Was it a manual process or automated?

For anyone who knows me knows that I love automation. Some may look at this as it pushing me out of a job. Quite the opposite for me; it has helped me to become more efficient and streamline many mundane daily activities. When I first became active in the SQL community six years ago I came upon a post by John Sansom (B|T) that dealt with automation. The concept has stuck with me and I am glad it did. Look around you in your daily routine; what can you automate? What should you automate? What processes can you enhance that will allow you to become more innovative in other areas?

What processes are in place for this not happen?

If you, dear reader, don’t get anything out of this post then I hope you tune into this section. If you identify a problem address it or get it addressed; too many times I’ve seen issues just get swept under the rug only to have the same problem happen again for the next data professional to fix. As I type this I’m even taking inventory of my own practices.
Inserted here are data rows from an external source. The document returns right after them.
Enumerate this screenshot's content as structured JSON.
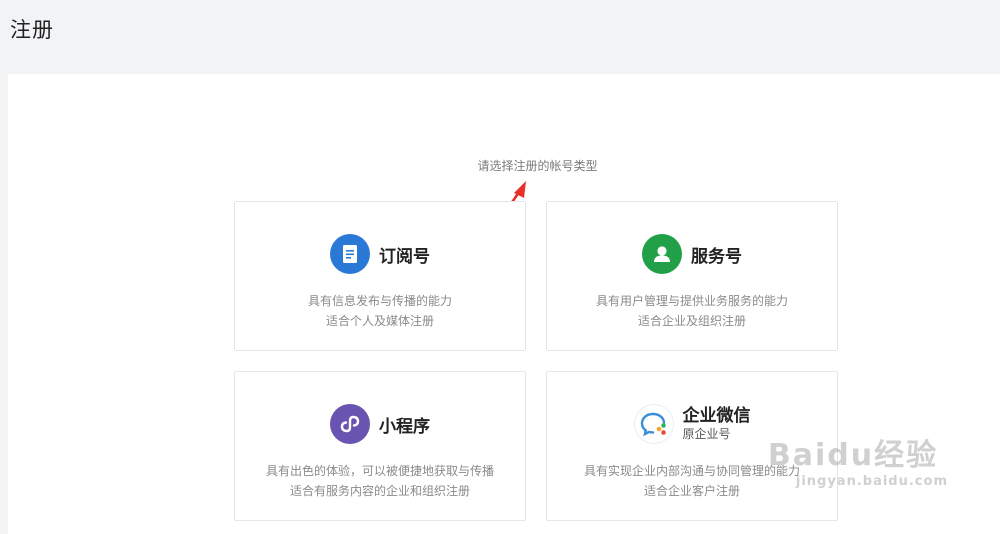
{
  "page": {
    "title": "注册"
  },
  "register": {
    "prompt": "请选择注册的帐号类型",
    "cards": [
      {
        "name": "订阅号",
        "icon": "document-icon",
        "color": "#2b79d6",
        "desc_line1": "具有信息发布与传播的能力",
        "desc_line2": "适合个人及媒体注册"
      },
      {
        "name": "服务号",
        "icon": "user-icon",
        "color": "#21a048",
        "desc_line1": "具有用户管理与提供业务服务的能力",
        "desc_line2": "适合企业及组织注册"
      },
      {
        "name": "小程序",
        "icon": "miniprogram-icon",
        "color": "#6955b1",
        "desc_line1": "具有出色的体验，可以被便捷地获取与传播",
        "desc_line2": "适合有服务内容的企业和组织注册"
      },
      {
        "name": "企业微信",
        "subname": "原企业号",
        "icon": "wework-icon",
        "color": "#3a8fd8",
        "desc_line1": "具有实现企业内部沟通与协同管理的能力",
        "desc_line2": "适合企业客户注册"
      }
    ]
  },
  "watermark": {
    "logo": "Baidu经验",
    "url": "jingyan.baidu.com"
  }
}
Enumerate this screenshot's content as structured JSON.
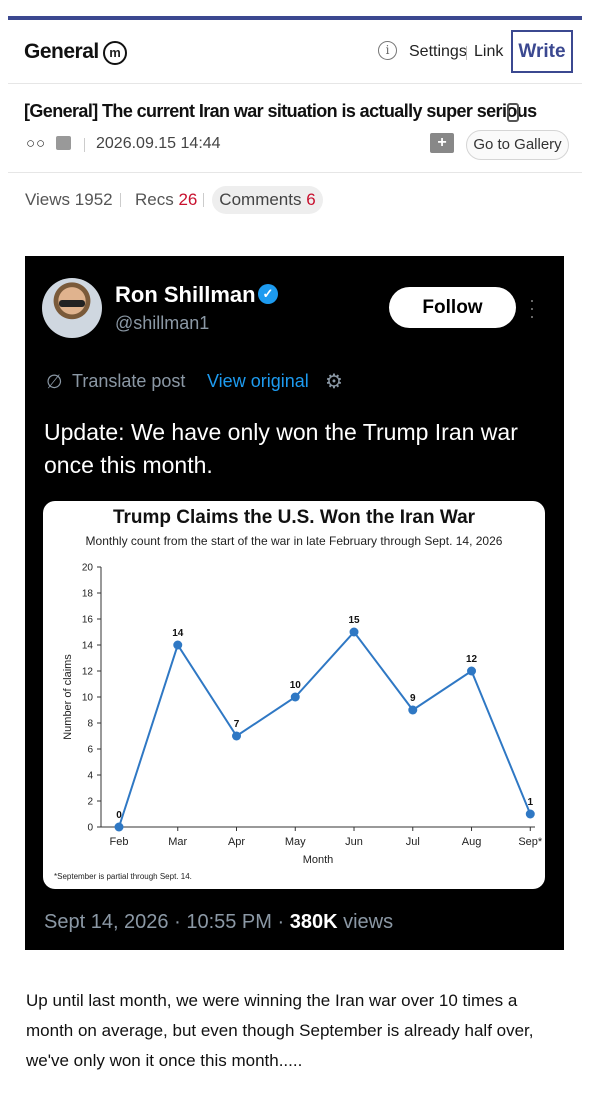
{
  "header": {
    "board": "General",
    "board_badge": "m",
    "info": "i",
    "settings": "Settings",
    "link": "Link",
    "write": "Write"
  },
  "post": {
    "title": "[General] The current Iran war situation is actually super serious",
    "author": "○○",
    "date": "2026.09.15 14:44",
    "gallery_button": "Go to Gallery",
    "views_label": "Views",
    "views": "1952",
    "recs_label": "Recs",
    "recs": "26",
    "comments_label": "Comments",
    "comments": "6",
    "body": "Up until last month, we were winning the Iran war over 10 times a month on average, but even though September is already half over, we've only won it once this month....."
  },
  "tweet": {
    "name": "Ron Shillman",
    "handle": "@shillman1",
    "follow": "Follow",
    "translate": "Translate post",
    "view_original": "View original",
    "text": "Update: We have only won the Trump Iran war once this month.",
    "date": "Sept 14, 2026 · 10:55 PM · ",
    "views_count": "380K",
    "views_label": " views"
  },
  "colors": {
    "accent": "#3b4890",
    "red": "#c8102e",
    "line": "#2f78c4",
    "twitter_blue": "#1d9bf0"
  },
  "chart_data": {
    "type": "line",
    "title": "Trump Claims the U.S. Won the Iran War",
    "subtitle": "Monthly count from the start of the war in late February through Sept. 14, 2026",
    "xlabel": "Month",
    "ylabel": "Number of claims",
    "categories": [
      "Feb",
      "Mar",
      "Apr",
      "May",
      "Jun",
      "Jul",
      "Aug",
      "Sep*"
    ],
    "values": [
      0,
      14,
      7,
      10,
      15,
      9,
      12,
      1
    ],
    "ylim": [
      0,
      20
    ],
    "yticks": [
      0,
      2,
      4,
      6,
      8,
      10,
      12,
      14,
      16,
      18,
      20
    ],
    "footnote": "*September is partial through Sept. 14.",
    "grid": false
  }
}
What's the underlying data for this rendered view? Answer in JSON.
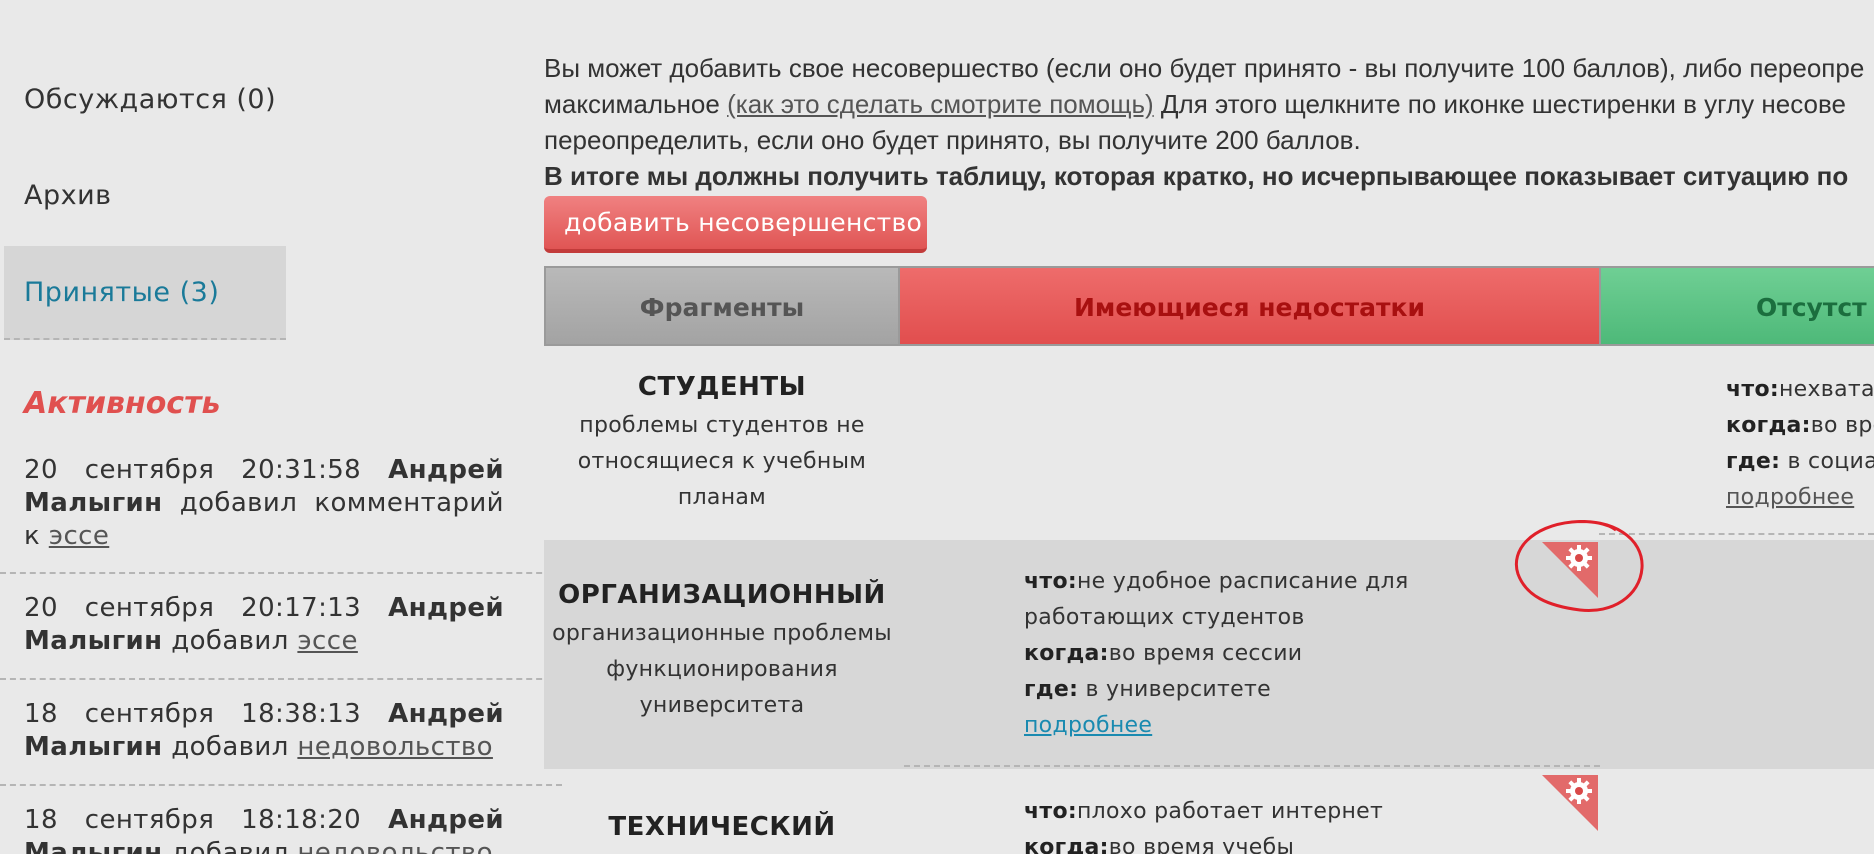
{
  "sidebar": {
    "nav": [
      {
        "label": "Обсуждаются (0)"
      },
      {
        "label": "Архив"
      },
      {
        "label": "Принятые (3)"
      }
    ],
    "activity_heading": "Активность",
    "activity": [
      {
        "date": "20 сентября 20:31:58",
        "user": "Андрей Малыгин",
        "action": "добавил комментарий к",
        "link": "эссе"
      },
      {
        "date": "20 сентября 20:17:13",
        "user": "Андрей Малыгин",
        "action": "добавил",
        "link": "эссе"
      },
      {
        "date": "18 сентября 18:38:13",
        "user": "Андрей Малыгин",
        "action": "добавил",
        "link": "недовольство"
      },
      {
        "date": "18 сентября 18:18:20",
        "user": "Андрей Малыгин",
        "action": "добавил",
        "link": "недовольство"
      }
    ]
  },
  "intro": {
    "line1": "Вы может добавить свое несовершество (если оно будет принято - вы получите 100 баллов), либо переопре",
    "line2_pre": "максимальное",
    "line2_link": "(как это сделать смотрите помощь)",
    "line2_post": "Для этого щелкните по иконке шестиренки в углу несове",
    "line3": "переопределить, если оно будет принято, вы получите 200 баллов.",
    "line4": "В итоге мы должны получить таблицу, которая кратко, но исчерпывающее показывает ситуацию по"
  },
  "add_button": "добавить несовершенство",
  "table": {
    "headers": {
      "fragments": "Фрагменты",
      "existing": "Имеющиеся недостатки",
      "absent": "Отсутст"
    },
    "rows": [
      {
        "title": "СТУДЕНТЫ",
        "desc": "проблемы студентов не относящиеся к учебным планам",
        "absent": {
          "what_label": "что:",
          "what": "нехвата",
          "when_label": "когда:",
          "when": "во вре",
          "where_label": "где:",
          "where": "в социа",
          "more": "подробнее"
        }
      },
      {
        "title": "ОРГАНИЗАЦИОННЫЙ",
        "desc": "организационные проблемы функционирования университета",
        "existing": {
          "what_label": "что:",
          "what": "не удобное расписание для работающих студентов",
          "when_label": "когда:",
          "when": "во время сессии",
          "where_label": "где:",
          "where": "в университете",
          "more": "подробнее"
        }
      },
      {
        "title": "ТЕХНИЧЕСКИЙ",
        "existing": {
          "what_label": "что:",
          "what": "плохо работает интернет",
          "when_label": "когда:",
          "when": "во время учебы"
        }
      }
    ]
  },
  "colors": {
    "accent_red": "#e05554",
    "link_blue": "#1a8ab0",
    "annotation_red": "#e0202a"
  },
  "icons": {
    "gear": "gear-icon"
  }
}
Always have the mindset of making your practices better; don’t become stagnant. If you become stagnant then you are not innovating. Challenge yourself daily to make an impact – you be the game changer.

Security in general?

How many times have you seen security become an afterthought? I’ve seen it my whole career; it can quickly become the end of a project. Or better yet, if you work with a lot of installs and vendors, you will have the fun ability to just make everything SA. That should do the trick; just let me hop on your network and do whatever I want to do for the install. As a data professional and more specifically since I am a DBA, it is your duty to protect the information you are responsible for. Security is something that you should take seriously from day one. Do not make this an afterthought; if you do then the repercussions could be detrimental to any business.

What could have been the outcome based on taking the prescription?

As you work through any issues think about the outcome of what you are doing and the impact you will make. If you are changing architecture or schema how will that affect something else down the line? Maybe you just throw in an index not knowing if it will work better or affect something else down the line. Backups????? Eh, who needs them. Let’s just shut those things off. Oh yeah, I have backups but I’ve never restored one (don’t let this be you).

These are all scenarios I’ve seen over and over again. Think about working into your daily routine and thought mentality to think about the outcome of what is being done and the impact it will have on other business functions.

Conclusion

As we move through our daily routines and become frustrated at times with issues think about these 5 questions. They are simple in essence; don’t overcomplicate things. Look for the root cause and think about how to address it properly so it does not continue to happen. Don’t sweep issues under the rug. I still remember the saying from when I was growing up ingrained in me and I’m sure some of you have heard it as well ~ “Don’t put things off until tomorrow what you can get done today.”